Each year, organizations are faced with increasing pressures to better secure their data. These pressures are not only coming from internal management, but also from external sources such as auditors, trading partners, credit card companies and governmental agencies.
Consumer Personal Information
The U.S. federal government and most state governments are now requiring organizations to have strict security mechanisms in place for protecting consumer personal information. Failure to do so can often result in stiff penalties. Leading the way in 2002, the state of California enacted a bill named Senate Bill 1386 which has strict consumer protection rules for companies that do business in that state. Many other states have enacted similar laws.
Most of these laws require an individual to be timely notified when his or her personal information is compromised by a security breach (e.g. if a hacker gained access to an account database or if a tape backup was lost). This will allow the individual to take steps to protect himself or herself against identity theft.

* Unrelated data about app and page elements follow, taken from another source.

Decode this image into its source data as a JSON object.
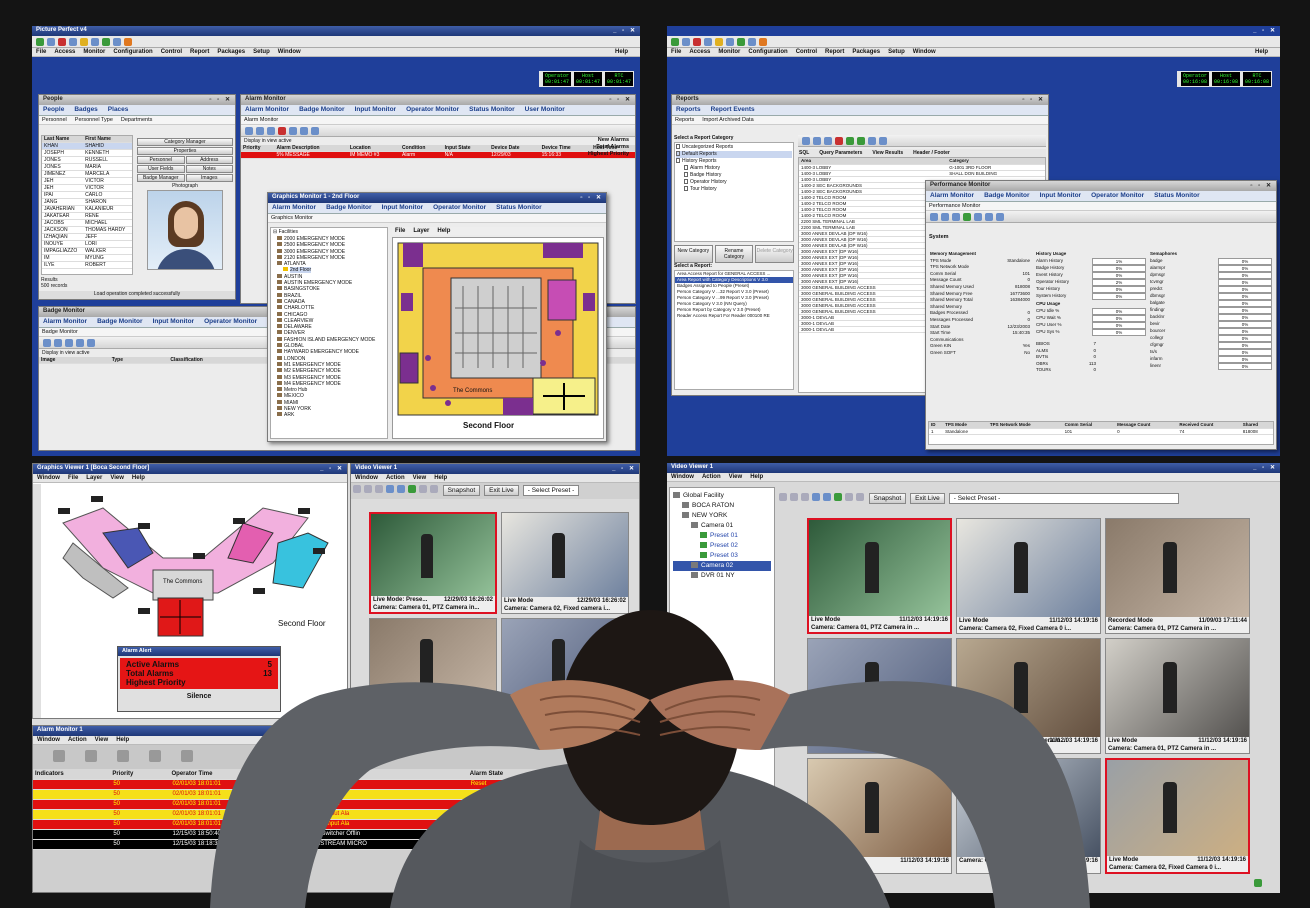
{
  "tl": {
    "app_title": "Picture Perfect v4",
    "menu": [
      "File",
      "Access",
      "Monitor",
      "Configuration",
      "Control",
      "Report",
      "Packages",
      "Setup",
      "Window"
    ],
    "help": "Help",
    "status": [
      {
        "label": "Operator",
        "val": "00:01:47"
      },
      {
        "label": "Host",
        "val": "00:01:47"
      },
      {
        "label": "RTC",
        "val": "00:01:47"
      }
    ],
    "people": {
      "title": "People",
      "tabs": [
        "People",
        "Badges",
        "Places"
      ],
      "subtabs": [
        "Personnel",
        "Personnel Type",
        "Departments"
      ],
      "cols": [
        "Last Name",
        "First Name"
      ],
      "rows": [
        [
          "KHAN",
          "SHAHID"
        ],
        [
          "JOSEPH",
          "KENNETH"
        ],
        [
          "JONES",
          "RUSSELL"
        ],
        [
          "JONES",
          "MARIA"
        ],
        [
          "JIMENEZ",
          "MARCELA"
        ],
        [
          "JEH",
          "VICTOR"
        ],
        [
          "JEH",
          "VICTOR"
        ],
        [
          "IPAI",
          "CARLO"
        ],
        [
          "JANG",
          "SHARON"
        ],
        [
          "JAVAHERIAN",
          "KALANIEUR"
        ],
        [
          "JAKATEAR",
          "RENE"
        ],
        [
          "JACOBS",
          "MICHAEL"
        ],
        [
          "JACKSON",
          "THOMAS HARDY"
        ],
        [
          "IZHAQIAN",
          "JEFF"
        ],
        [
          "INOUYE",
          "LORI"
        ],
        [
          "IMPAGLIAZZO",
          "WALKER"
        ],
        [
          "IM",
          "MYUNG"
        ],
        [
          "ILYE",
          "ROBERT"
        ]
      ],
      "buttons": [
        "Category Manager",
        "Properties",
        "Personnel",
        "Address",
        "User Fields",
        "Notes",
        "Badge Manager",
        "Images"
      ],
      "photo_label": "Photograph",
      "results": "Results",
      "records": "500 records",
      "status": "Load operation completed successfully"
    },
    "alarm": {
      "title": "Alarm Monitor",
      "tabs": [
        "Alarm Monitor",
        "Badge Monitor",
        "Input Monitor",
        "Operator Monitor",
        "Status Monitor",
        "User Monitor"
      ],
      "sub": "Alarm Monitor",
      "new_alarms": "New Alarms",
      "total_alarms": "Total Alarms",
      "highest": "Highest Priority",
      "display": "Display in view active",
      "cols": [
        "Priority",
        "Alarm Description",
        "Location",
        "Condition",
        "Input State",
        "Device Date",
        "Device Time",
        "Host Time"
      ],
      "row": [
        "",
        "5% MESSAGE",
        "IM MEMO #3",
        "Alarm",
        "N/A",
        "12/29/03",
        "15:16:33",
        ""
      ]
    },
    "badge": {
      "title": "Badge Monitor",
      "tabs": [
        "Alarm Monitor",
        "Badge Monitor",
        "Input Monitor",
        "Operator Monitor"
      ],
      "sub": "Badge Monitor",
      "display": "Display in view active",
      "cols": [
        "Image",
        "Type",
        "Classification",
        "Device Date",
        "Device Time",
        "First N"
      ]
    },
    "graphics": {
      "title": "Graphics Monitor 1 - 2nd Floor",
      "tabs": [
        "Alarm Monitor",
        "Badge Monitor",
        "Input Monitor",
        "Operator Monitor",
        "Status Monitor"
      ],
      "sub": "Graphics Monitor",
      "menu": [
        "File",
        "Layer",
        "Help"
      ],
      "tree_root": "Facilities",
      "tree": [
        "2000 EMERGENCY MODE",
        "2500 EMERGENCY MODE",
        "3000 EMERGENCY MODE",
        "2120 EMERGENCY MODE",
        "ATLANTA",
        "2nd Floor",
        "AUSTIN",
        "AUSTIN EMERGENCY MODE",
        "BASINGSTOKE",
        "BRAZIL",
        "CANADA",
        "CHARLOTTE",
        "CHICAGO",
        "CLEARVIEW",
        "DELAWARE",
        "DENVER",
        "FASHION ISLAND EMERGENCY MODE",
        "GLOBAL",
        "HAYWARD EMERGENCY MODE",
        "LONDON",
        "M1 EMERGENCY MODE",
        "M2 EMERGENCY MODE",
        "M3 EMERGENCY MODE",
        "M4 EMERGENCY MODE",
        "Metro Hub",
        "MEXICO",
        "MIAMI",
        "NEW YORK",
        "ARK"
      ],
      "label_commons": "The Commons",
      "label_floor": "Second Floor"
    }
  },
  "tr": {
    "menu": [
      "File",
      "Access",
      "Monitor",
      "Configuration",
      "Control",
      "Report",
      "Packages",
      "Setup",
      "Window"
    ],
    "help": "Help",
    "status": [
      {
        "label": "Operator",
        "val": "00:16:08"
      },
      {
        "label": "Host",
        "val": "00:16:08"
      },
      {
        "label": "RTC",
        "val": "00:16:08"
      }
    ],
    "reports": {
      "title": "Reports",
      "tabs": [
        "Reports",
        "Report Events"
      ],
      "subtabs": [
        "Reports",
        "Import Archived Data"
      ],
      "select_cat": "Select a Report Category",
      "cats": [
        "Uncategorized Reports",
        "Default Reports",
        "History Reports",
        "Alarm History",
        "Badge History",
        "Operator History",
        "Tour History"
      ],
      "btns": [
        "New Category",
        "Rename Category",
        "Delete Category"
      ],
      "select_rep": "Select a Report:",
      "reports": [
        "Area Access Report for GENERAL ACCESS ...",
        "Area Report with Category Descriptions V 3.0",
        "Badges Assigned to People (Preset)",
        "Person Category V ...32 Report V 3.0 (Preset)",
        "Person Category V ...99 Report V 3.0 (Preset)",
        "Person Category V 3.0 (NN Query)",
        "Person Report by Category V 3.0 (Preset)",
        "Reader Access Report For Reader 000100 RE"
      ],
      "qtabs": [
        "SQL",
        "Query Parameters",
        "View Results",
        "Header / Footer"
      ],
      "rcols": [
        "Area",
        "Category"
      ],
      "rrows": [
        [
          "1400-3 LOBBY",
          "G-1001 3RD FLOOR"
        ],
        [
          "1400-3 LOBBY",
          "SHALL DON BUILDING"
        ],
        [
          "1400-3 LOBBY",
          ""
        ],
        [
          "1400-2 SEC BACKGROUNDS",
          ""
        ],
        [
          "1400-2 SEC BACKGROUNDS",
          ""
        ],
        [
          "1400-2 TELCO ROOM",
          ""
        ],
        [
          "1400-2 TELCO ROOM",
          ""
        ],
        [
          "1400-2 TELCO ROOM",
          ""
        ],
        [
          "1400-2 TELCO ROOM",
          ""
        ],
        [
          "2200 SML TERMINAL LAB",
          ""
        ],
        [
          "2200 SML TERMINAL LAB",
          ""
        ],
        [
          "3000 ANNEX DEVLAB (DP W16)",
          ""
        ],
        [
          "3000 ANNEX DEVLAB (DP W16)",
          ""
        ],
        [
          "3000 ANNEX DEVLAB (DP W16)",
          ""
        ],
        [
          "3000 ANNEX EXT (DP W16)",
          ""
        ],
        [
          "3000 ANNEX EXT (DP W16)",
          ""
        ],
        [
          "3000 ANNEX EXT (DP W16)",
          ""
        ],
        [
          "3000 ANNEX EXT (DP W16)",
          ""
        ],
        [
          "3000 ANNEX EXT (DP W16)",
          ""
        ],
        [
          "3000 ANNEX EXT (DP W16)",
          ""
        ],
        [
          "3000 GENERAL BUILDING ACCESS",
          ""
        ],
        [
          "3000 GENERAL BUILDING ACCESS",
          ""
        ],
        [
          "3000 GENERAL BUILDING ACCESS",
          ""
        ],
        [
          "3000 GENERAL BUILDING ACCESS",
          ""
        ],
        [
          "3000 GENERAL BUILDING ACCESS",
          ""
        ],
        [
          "3000-1 DEVLAB",
          ""
        ],
        [
          "3000-1 DEVLAB",
          ""
        ],
        [
          "3000-1 DEVLAB",
          ""
        ]
      ]
    },
    "perf": {
      "title": "Performance Monitor",
      "tabs": [
        "Alarm Monitor",
        "Badge Monitor",
        "Input Monitor",
        "Operator Monitor",
        "Status Monitor"
      ],
      "sub": "Performance Monitor",
      "system": "System",
      "mem_head": "Memory Management",
      "mem": [
        [
          "TPS Mode",
          "Standalone"
        ],
        [
          "TPS Network Mode",
          ""
        ],
        [
          "Comm Serial",
          "101"
        ],
        [
          "Message Count",
          "0"
        ],
        [
          "",
          ""
        ],
        [
          "Shared Memory Used",
          "818008"
        ],
        [
          "Shared Memory Free",
          "16773600"
        ],
        [
          "Shared Memory Total",
          "16384000"
        ],
        [
          "Shared Memory",
          ""
        ],
        [
          "",
          ""
        ],
        [
          "Badges Processed",
          "0"
        ],
        [
          "Messages Processed",
          "0"
        ],
        [
          "",
          ""
        ],
        [
          "Start Date",
          "12/23/2003"
        ],
        [
          "Start Time",
          "15:40:35"
        ],
        [
          "",
          ""
        ],
        [
          "Communications",
          ""
        ],
        [
          "Green KIN",
          "Yes"
        ],
        [
          "Green SOFT",
          "No"
        ]
      ],
      "hist_head": "History Usage",
      "hist": [
        [
          "Alarm History",
          "1%"
        ],
        [
          "Badge History",
          "0%"
        ],
        [
          "Event History",
          "0%"
        ],
        [
          "Operator History",
          "2%"
        ],
        [
          "Tour History",
          "0%"
        ],
        [
          "System History",
          "0%"
        ]
      ],
      "cpu_head": "CPU Usage",
      "cpu": [
        [
          "CPU Idle %",
          "0%"
        ],
        [
          "CPU Wait %",
          "0%"
        ],
        [
          "CPU User %",
          "0%"
        ],
        [
          "CPU Sys %",
          "0%"
        ]
      ],
      "misc": [
        [
          "BBIOS",
          "7"
        ],
        [
          "ALMS",
          "0"
        ],
        [
          "BVTIs",
          "0"
        ],
        [
          "OBRs",
          "113"
        ],
        [
          "TOURs",
          "0"
        ]
      ],
      "sem_head": "Semaphores",
      "sem": [
        [
          "badge",
          "0%"
        ],
        [
          "alarmpr",
          "0%"
        ],
        [
          "dpmsgr",
          "0%"
        ],
        [
          "tcvmgr",
          "0%"
        ],
        [
          "predct",
          "0%"
        ],
        [
          "dbmsgr",
          "0%"
        ],
        [
          "balgate",
          "0%"
        ],
        [
          "findingr",
          "0%"
        ],
        [
          "backlnr",
          "0%"
        ],
        [
          "bevir",
          "0%"
        ],
        [
          "bourcer",
          "0%"
        ],
        [
          "collegr",
          "0%"
        ],
        [
          "cfgmgr",
          "0%"
        ],
        [
          "ts/s",
          "0%"
        ],
        [
          "infarm",
          "0%"
        ],
        [
          "linenr",
          "0%"
        ]
      ],
      "btm_cols": [
        "ID",
        "TPS Mode",
        "TPS Network Mode",
        "Comm Serial",
        "Message Count",
        "Received Count",
        "Shared"
      ],
      "btm_row": [
        "1",
        "Standalone",
        "",
        "101",
        "0",
        "74",
        "818008"
      ]
    }
  },
  "bl": {
    "gv_title": "Graphics Viewer 1 [Boca Second Floor]",
    "gv_menu": [
      "Window",
      "File",
      "Layer",
      "View",
      "Help"
    ],
    "label_commons": "The Commons",
    "label_floor": "Second Floor",
    "alert_title": "Alarm Alert",
    "active_alarms": "Active Alarms",
    "active_val": "5",
    "total_alarms": "Total Alarms",
    "total_val": "13",
    "highest": "Highest Priority",
    "silence": "Silence",
    "vv_title": "Video Viewer 1",
    "vv_menu": [
      "Window",
      "Action",
      "View",
      "Help"
    ],
    "snapshot": "Snapshot",
    "exit_live": "Exit Live",
    "preset": "- Select Preset -",
    "tiles": [
      {
        "mode": "Live Mode: Prese...",
        "ts": "12/29/03 16:26:02",
        "cam": "Camera: Camera 01, PTZ Camera in..."
      },
      {
        "mode": "Live Mode",
        "ts": "12/29/03 16:26:02",
        "cam": "Camera: Camera 02, Fixed camera i..."
      },
      {
        "mode": "",
        "ts": "",
        "cam": ""
      },
      {
        "mode": "Live Mo",
        "ts": "",
        "cam": ""
      }
    ],
    "am_title": "Alarm Monitor 1",
    "am_menu": [
      "Window",
      "Action",
      "View",
      "Help"
    ],
    "am_cols": [
      "Indicators",
      "Priority",
      "Operator Time",
      "Ala",
      "Alarm State",
      "Input State"
    ],
    "am_rows": [
      {
        "pri": "50",
        "time": "02/01/03 18:01:01",
        "desc": "Intrusion Input",
        "state": "Reset",
        "input": "N/A",
        "bg": "#e01010",
        "fg": "#ffff00"
      },
      {
        "pri": "50",
        "time": "02/01/03 18:01:01",
        "desc": "Intrusion Input",
        "state": "",
        "input": "N/A",
        "bg": "#f5e01a",
        "fg": "#e01010"
      },
      {
        "pri": "50",
        "time": "02/01/03 18:01:01",
        "desc": "Intrusion Input",
        "state": "",
        "input": "Active",
        "bg": "#e01010",
        "fg": "#ffff00"
      },
      {
        "pri": "50",
        "time": "02/01/03 18:01:01",
        "desc": "Intrusion Input Ala",
        "state": "Pending",
        "input": "N/A",
        "bg": "#f5e01a",
        "fg": "#e01010"
      },
      {
        "pri": "50",
        "time": "02/01/03 18:01:01",
        "desc": "Intrusion Input Ala",
        "state": "",
        "input": "Active",
        "bg": "#e01010",
        "fg": "#ffff00"
      },
      {
        "pri": "50",
        "time": "12/15/03 18:50:40",
        "desc": "Analog Switcher Offlin",
        "state": "",
        "input": "",
        "bg": "#000000",
        "fg": "#ffffff"
      },
      {
        "pri": "50",
        "time": "12/15/03 18:18:36",
        "desc": "DOWNSTREAM MICRO",
        "state": "",
        "input": "",
        "bg": "#000000",
        "fg": "#ffffff"
      }
    ]
  },
  "br": {
    "title": "Video Viewer 1",
    "menu": [
      "Window",
      "Action",
      "View",
      "Help"
    ],
    "snapshot": "Snapshot",
    "exit_live": "Exit Live",
    "preset": "- Select Preset -",
    "tree": [
      "Global Facility",
      "BOCA RATON",
      "NEW YORK",
      "Camera 01",
      "Preset 01",
      "Preset 02",
      "Preset 03",
      "Camera 02",
      "DVR 01 NY"
    ],
    "tiles": [
      {
        "mode": "Live Mode",
        "ts": "11/12/03 14:19:16",
        "cam": "Camera: Camera 01, PTZ Camera in ..."
      },
      {
        "mode": "Live Mode",
        "ts": "11/12/03 14:19:16",
        "cam": "Camera: Camera 02, Fixed Camera 0 i..."
      },
      {
        "mode": "Recorded Mode",
        "ts": "11/09/03 17:11:44",
        "cam": "Camera: Camera 01, PTZ Camera in ..."
      },
      {
        "mode": "",
        "ts": "",
        "cam": ""
      },
      {
        "mode": "",
        "ts": "11/12/03 14:19:16",
        "cam": "Camera: Camera 01, PTZ Camera in ..."
      },
      {
        "mode": "Live Mode",
        "ts": "11/12/03 14:19:16",
        "cam": "Camera: Camera 01, PTZ Camera in ..."
      },
      {
        "mode": "Live Mo",
        "ts": "11/12/03 14:19:16",
        "cam": "Camera: Ca"
      },
      {
        "mode": "",
        "ts": "11/12/03 14:19:16",
        "cam": "Camera: Camera 01, PTZ Camera in ..."
      },
      {
        "mode": "Live Mode",
        "ts": "11/12/03 14:19:16",
        "cam": "Camera: Camera 02, Fixed Camera 0 i..."
      }
    ]
  },
  "colors": {
    "desktop": "#1f3f9a",
    "alarm_red": "#e01010",
    "alarm_yellow": "#f5e01a",
    "tab_blue": "#1b3e8a",
    "skin": "#b07a5c",
    "shirt": "#5a5d62",
    "hair": "#1d1714"
  }
}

To see if your state or country has a similar law enacted, you can review one of the following web sites:
United States - http://www.ncsl.org/programs/lis/cip/priv/breach.htm
Canada - http://www.privcom.gc.ca/legislation/02_06_01_e.asp
Europe - http://ec.europa.eu
PCI Data Security
The Payment Card Industry (PCI) has developed a data security standard for protecting cardholder information (e.g. credit card numbers). This standard encompasses a wide array of recommended security mechanisms, including firewalls, password policies, encryption and key management. Click here to view the PCI data security standards.
Title II of HIPAA, the Administrative Simplification (AS) provisions, establishes national standards for addressing the security and privacy of health data. It establishes regulations for the use and disclosure of any information concerning health status, provision of health care, or payment for health care that can be linked to an individual.
The Sarbanes-Oxley legislation is wide ranging and establishes new or enhanced standards for all U.S. public companies and public accounting firms. As a result of this legislation, IT departments must place strict controls and mechanisms in place to provide for the security, accuracy and the reliability of the systems that manage and report financial data.
Gramm-Leach-Bliley Act or GLB Act, includes provisions to protect consumers’ personal financial information held by financial institutions. The GLB Act is administered and enforced by State and Federal agencies. Under the GLB Act, financial institutions must show proof of their efforts to protect their customers’ financial information.
GoAnywhere Director can be installed onto Windows, Linux, IBM i, AIX (pSeries), UNIX, HP-UX, Mac OS and Solaris platforms. IBM i is also referred to as System i, iSeries, as400, as/400 and i5.